» (…) From the beginning, we made a commitment to trying to provide a balanced, multiple perspective on the war. This meant involving both Mexican and American scholars on the war, as well as Chicano/a scholars familiar with borderlands history. We would come to appreciate how much the prism of national identity can shape one’s view of historical events. Many Americans I would meet in the course of production had literally no knowledge of the war, while, perhaps not surprisingly, equal numbers of Mexicans, educated or not, would immediately talk about ‘the Yankee invasion, when the gringos stole our territory.’ (…) As we waded further and further into the subject, we struggled with the imbalance of existing historical materials. On the American side, we discovered a wealth of materials, from hundreds of published memoirs by soldiers who fought in the war to countless unpublished documents and visual images. On the Mexican side, it was a different story. There were just a handful of memoirs from the period, most of which had not been written by the war’s combatants. We constantly heard rumors that more materials existed in private or governmental war archives but if that information exists, it will have to wait for later documentarians to present it. Yet another challenge lay in presenting this story on television – a visual medium. Unlike the Civil War, which had begun just twelve years later and for which hundreds of thousand of photographs exist, the U.S. -Mexican war was practically pre-photography.« (Paul Espinosa)

Ginny Martin ist Produzentin/Redakteurin beim öffentlichen Fernsehsender KERA-TV in Dallas/Forth Worth

Paul Espinosa wuchs im mexikanisch-US-amerikanischen Grenzgebiet auf. Seit über 20 Jahren arbeitet der Anthropologe als unabhängiger Produzent, Dokumentarfilmer und Autor.

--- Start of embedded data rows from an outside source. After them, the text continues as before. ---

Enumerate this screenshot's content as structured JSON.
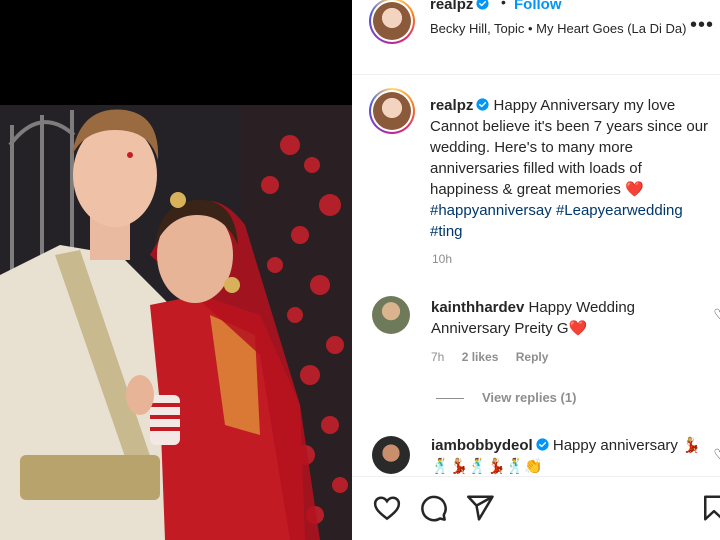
{
  "header": {
    "username": "realpz",
    "separator": "•",
    "follow_label": "Follow",
    "audio": "Becky Hill, Topic • My Heart Goes (La Di Da)",
    "more_icon": "more-horizontal-icon"
  },
  "caption": {
    "username": "realpz",
    "line1": "Happy Anniversary my love",
    "line2": "Cannot believe it's been 7 years since our wedding. Here's to many more anniversaries filled with loads of happiness & great memories",
    "heart": "❤️",
    "hashtags": [
      "#happyanniversay",
      "#Leapyearwedding",
      "#ting"
    ],
    "time": "10h"
  },
  "comments": [
    {
      "username": "kainthhardev",
      "text": "Happy Wedding Anniversary Preity G",
      "heart": "❤️",
      "time": "7h",
      "likes": "2 likes",
      "reply_label": "Reply"
    },
    {
      "username": "iambobbydeol",
      "text": "Happy anniversary",
      "emojis": "💃🏼🕺💃🏼🕺💃🏼🕺👏"
    }
  ],
  "view_replies": "View replies (1)",
  "colors": {
    "link_blue": "#0095f6",
    "hashtag_blue": "#00376b",
    "heart_red": "#e0245e",
    "muted": "#8e8e8e",
    "verified_blue": "#0095f6"
  },
  "icons": {
    "like": "heart-outline-icon",
    "comment": "comment-bubble-icon",
    "share": "paper-plane-icon",
    "save": "bookmark-icon"
  }
}
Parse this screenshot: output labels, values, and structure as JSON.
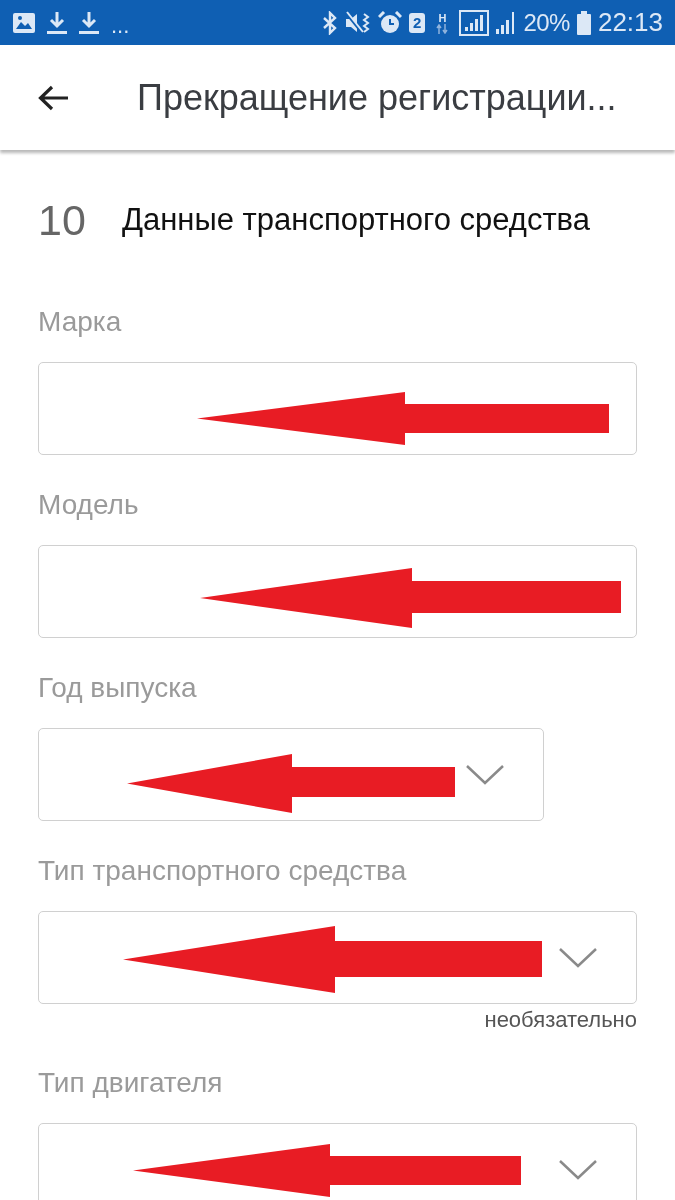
{
  "status_bar": {
    "overflow": "...",
    "sim_slot": "2",
    "network_type": "H",
    "battery": "20%",
    "time": "22:13"
  },
  "app_bar": {
    "title": "Прекращение регистрации..."
  },
  "section": {
    "number": "10",
    "title": "Данные транспортного средства"
  },
  "fields": [
    {
      "label": "Марка",
      "kind": "text",
      "arrow": true
    },
    {
      "label": "Модель",
      "kind": "text",
      "arrow": true
    },
    {
      "label": "Год выпуска",
      "kind": "short-select",
      "arrow": true
    },
    {
      "label": "Тип транспортного средства",
      "kind": "select",
      "arrow": true,
      "hint": "необязательно"
    },
    {
      "label": "Тип двигателя",
      "kind": "select",
      "arrow": true
    }
  ]
}
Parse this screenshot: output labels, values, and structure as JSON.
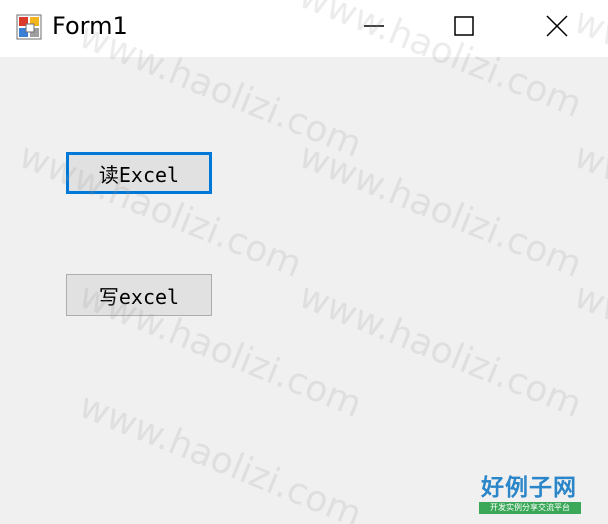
{
  "window": {
    "title": "Form1"
  },
  "buttons": {
    "read_label": "读Excel",
    "write_label": "写excel"
  },
  "watermark": {
    "text": "www.haolizi.com"
  },
  "logo": {
    "main_text": "好例子网",
    "sub_text": "开发实例分享交流平台"
  },
  "colors": {
    "focus_border": "#0078d7",
    "client_background": "#f0f0f0",
    "button_face": "#e1e1e1"
  },
  "icons": {
    "app": "form-app-icon",
    "minimize": "minimize-icon",
    "maximize": "maximize-icon",
    "close": "close-icon"
  }
}
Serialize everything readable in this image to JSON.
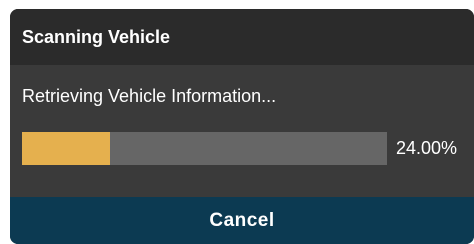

Für das öffentliche Fernsehen, PBS, realisierte er zahlreiche Beiträge rund um das Thema der mexikanisch-US-amerikanischen Beziehungen und insbesondere der mexikanischen Immigration in die USA. Filme u. a.: